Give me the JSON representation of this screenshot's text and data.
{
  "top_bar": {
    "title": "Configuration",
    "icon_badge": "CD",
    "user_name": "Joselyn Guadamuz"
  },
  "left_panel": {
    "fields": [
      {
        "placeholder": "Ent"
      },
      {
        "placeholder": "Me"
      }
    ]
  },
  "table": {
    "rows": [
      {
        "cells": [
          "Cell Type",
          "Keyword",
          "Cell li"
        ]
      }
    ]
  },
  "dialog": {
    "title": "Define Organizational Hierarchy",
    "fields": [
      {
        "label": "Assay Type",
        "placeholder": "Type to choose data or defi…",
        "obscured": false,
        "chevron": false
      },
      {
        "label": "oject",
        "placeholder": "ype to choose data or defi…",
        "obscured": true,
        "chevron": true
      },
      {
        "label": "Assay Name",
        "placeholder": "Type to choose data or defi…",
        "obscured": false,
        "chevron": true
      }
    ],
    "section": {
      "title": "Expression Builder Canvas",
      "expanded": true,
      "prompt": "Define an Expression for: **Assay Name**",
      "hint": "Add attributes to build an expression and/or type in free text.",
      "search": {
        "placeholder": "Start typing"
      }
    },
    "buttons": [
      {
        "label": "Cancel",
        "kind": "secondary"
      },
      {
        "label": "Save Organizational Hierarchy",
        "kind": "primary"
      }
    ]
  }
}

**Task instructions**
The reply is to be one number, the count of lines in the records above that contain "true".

**Written response**
4